A sulfur smell can be caused by iron or sulfur in the water, or by something in your plumbing that is causing the smell. If you can detect the smell in the source water as well as the water coming out of your tap, then your camper isn't causing the smell. If the source water is the cause, then we have the systems to clean it, as discussed in the next paragraph. If you suspect that your plumbing is fouled, you should sanitize it using chlorine bleach or Purogene. The Essential System Plus Iron has been very effective in removing dissolved iron and hydrogen sulfide, which cause sulfur smell from water. The carbon filter included in this system is 0.5 micron to remove cysts and sediment down to 0.5 microns. For better flow, solving bigger water problems and longer life, the Jumbo Essential Plus Iron may be a better choice. The metal removal filters included in these systems are effective at removing dissolved iron from the water, which is often the cause of the problem.
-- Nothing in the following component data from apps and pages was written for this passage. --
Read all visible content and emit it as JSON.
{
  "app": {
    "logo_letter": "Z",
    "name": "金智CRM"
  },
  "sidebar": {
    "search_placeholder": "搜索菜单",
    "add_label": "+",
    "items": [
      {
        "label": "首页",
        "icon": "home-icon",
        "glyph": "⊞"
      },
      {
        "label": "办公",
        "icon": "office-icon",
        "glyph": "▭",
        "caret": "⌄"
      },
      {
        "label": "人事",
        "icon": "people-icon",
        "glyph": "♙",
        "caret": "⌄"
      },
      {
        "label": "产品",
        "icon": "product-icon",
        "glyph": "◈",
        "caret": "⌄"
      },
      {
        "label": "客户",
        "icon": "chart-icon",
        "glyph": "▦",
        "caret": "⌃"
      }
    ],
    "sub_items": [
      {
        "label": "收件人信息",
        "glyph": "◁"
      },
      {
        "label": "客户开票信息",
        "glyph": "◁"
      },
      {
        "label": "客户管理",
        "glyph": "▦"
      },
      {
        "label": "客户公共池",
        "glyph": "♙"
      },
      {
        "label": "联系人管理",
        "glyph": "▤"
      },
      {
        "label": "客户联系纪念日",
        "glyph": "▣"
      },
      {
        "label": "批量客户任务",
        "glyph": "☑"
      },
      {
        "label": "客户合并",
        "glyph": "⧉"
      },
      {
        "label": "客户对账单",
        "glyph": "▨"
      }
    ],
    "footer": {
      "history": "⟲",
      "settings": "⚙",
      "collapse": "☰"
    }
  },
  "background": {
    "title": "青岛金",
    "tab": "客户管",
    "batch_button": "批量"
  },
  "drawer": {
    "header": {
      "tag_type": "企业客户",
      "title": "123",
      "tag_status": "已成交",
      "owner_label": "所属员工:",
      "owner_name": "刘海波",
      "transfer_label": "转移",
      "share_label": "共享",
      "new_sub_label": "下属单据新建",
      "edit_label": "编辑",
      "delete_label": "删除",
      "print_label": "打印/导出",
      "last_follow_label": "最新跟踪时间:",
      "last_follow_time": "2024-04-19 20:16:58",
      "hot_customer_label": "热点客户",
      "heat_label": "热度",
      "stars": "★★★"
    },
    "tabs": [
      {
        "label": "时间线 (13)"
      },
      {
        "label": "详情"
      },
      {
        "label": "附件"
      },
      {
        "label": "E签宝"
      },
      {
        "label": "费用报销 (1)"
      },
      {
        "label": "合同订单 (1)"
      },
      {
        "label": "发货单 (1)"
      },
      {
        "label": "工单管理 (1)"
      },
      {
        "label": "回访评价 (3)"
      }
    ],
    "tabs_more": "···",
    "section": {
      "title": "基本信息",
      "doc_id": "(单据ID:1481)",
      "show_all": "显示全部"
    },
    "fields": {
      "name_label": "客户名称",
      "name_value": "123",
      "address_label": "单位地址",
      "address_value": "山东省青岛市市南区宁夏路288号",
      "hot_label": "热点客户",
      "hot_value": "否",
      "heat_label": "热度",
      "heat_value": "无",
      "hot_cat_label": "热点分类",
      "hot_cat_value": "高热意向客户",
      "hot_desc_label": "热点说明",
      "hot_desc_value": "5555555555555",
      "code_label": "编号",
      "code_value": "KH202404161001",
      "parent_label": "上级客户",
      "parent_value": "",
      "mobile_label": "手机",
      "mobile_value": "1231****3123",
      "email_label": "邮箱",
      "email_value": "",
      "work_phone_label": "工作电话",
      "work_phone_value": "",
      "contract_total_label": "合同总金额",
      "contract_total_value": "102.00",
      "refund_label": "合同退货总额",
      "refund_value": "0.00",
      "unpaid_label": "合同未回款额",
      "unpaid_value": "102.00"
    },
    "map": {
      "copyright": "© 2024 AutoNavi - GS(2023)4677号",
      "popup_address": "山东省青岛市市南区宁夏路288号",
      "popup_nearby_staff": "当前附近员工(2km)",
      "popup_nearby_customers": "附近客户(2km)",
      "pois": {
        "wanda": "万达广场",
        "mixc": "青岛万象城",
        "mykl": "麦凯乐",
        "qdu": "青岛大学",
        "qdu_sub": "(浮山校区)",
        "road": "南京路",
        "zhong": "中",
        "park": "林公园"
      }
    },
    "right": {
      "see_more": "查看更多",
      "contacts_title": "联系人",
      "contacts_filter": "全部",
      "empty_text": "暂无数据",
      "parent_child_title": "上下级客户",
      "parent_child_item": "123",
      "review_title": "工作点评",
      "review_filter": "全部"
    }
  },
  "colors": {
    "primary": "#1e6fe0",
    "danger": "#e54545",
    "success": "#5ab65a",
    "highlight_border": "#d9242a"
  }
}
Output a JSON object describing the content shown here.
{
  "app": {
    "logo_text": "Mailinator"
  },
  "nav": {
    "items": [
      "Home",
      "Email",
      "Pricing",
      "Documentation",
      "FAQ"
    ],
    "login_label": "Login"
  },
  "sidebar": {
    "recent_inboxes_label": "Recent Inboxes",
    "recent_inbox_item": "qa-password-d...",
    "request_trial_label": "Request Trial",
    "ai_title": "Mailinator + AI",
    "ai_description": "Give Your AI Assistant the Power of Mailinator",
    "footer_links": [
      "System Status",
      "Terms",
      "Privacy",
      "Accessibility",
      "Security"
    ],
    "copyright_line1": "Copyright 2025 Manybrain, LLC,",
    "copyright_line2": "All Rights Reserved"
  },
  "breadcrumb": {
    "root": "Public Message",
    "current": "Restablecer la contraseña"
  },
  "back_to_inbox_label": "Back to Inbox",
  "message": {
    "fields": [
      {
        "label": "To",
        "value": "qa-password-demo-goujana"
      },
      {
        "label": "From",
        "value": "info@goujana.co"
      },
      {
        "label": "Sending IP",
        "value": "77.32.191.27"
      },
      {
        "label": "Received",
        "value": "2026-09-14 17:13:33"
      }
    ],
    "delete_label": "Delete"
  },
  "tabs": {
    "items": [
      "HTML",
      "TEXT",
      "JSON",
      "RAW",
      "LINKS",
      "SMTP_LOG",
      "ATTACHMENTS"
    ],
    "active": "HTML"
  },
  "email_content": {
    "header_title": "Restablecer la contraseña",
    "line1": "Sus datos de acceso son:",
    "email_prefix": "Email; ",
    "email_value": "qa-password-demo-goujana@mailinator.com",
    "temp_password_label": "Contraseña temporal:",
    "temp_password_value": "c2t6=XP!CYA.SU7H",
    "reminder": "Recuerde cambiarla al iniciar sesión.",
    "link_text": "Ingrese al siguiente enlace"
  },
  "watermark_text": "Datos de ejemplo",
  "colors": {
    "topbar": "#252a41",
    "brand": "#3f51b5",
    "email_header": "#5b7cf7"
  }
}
There are several ways to purify your water of bacteria, cysts and viruses. Mechanically, you can remove bacteria and cysts with a reverse osmosis system or with a ceramic filter. You can purify the water in your tank by using an EPA approved additive like Purogene. At 5 PPM, this additive is odorless, tastless and stays resident in your tank for months if necesssary. UV light will sanitize the water by passing the water through a tube with the light in the tube. I don't recommend this solution for RV'ers, as the light uses power and generates heat, and is also breakable.

Use this text to answer questions in as much detail as possible for your customers.

Other Common Questions

TDS stands for "Totally Dissolved Solids". A mechanical filter with a micron rating even as low as 0.2 microns will not reduce TDS as the minerals are dissolved in the water completely. To lower TDS, you need a Deionizer or a Reverse Osmosis system OR have a resin filter that removes specific minerals. A water softener does not reduce TDS appreciably either, because it replaces the calcium and magnesium ions with sodium ions, keeping the total dissolved solids roughly the same.

Our hoses are made from two layer PVC material that withstands 200 PSI of water pressure. It also will not kink, bend or bulge, and they are guaranteed not to fail unless cut or punctured. The fittings are heavy duty, lead free brass fittings from Dixon, and the Stainless Steel fittings are machined. You won't ever need another hose if you get one of these.

What are the dimensions and weights of the canisters?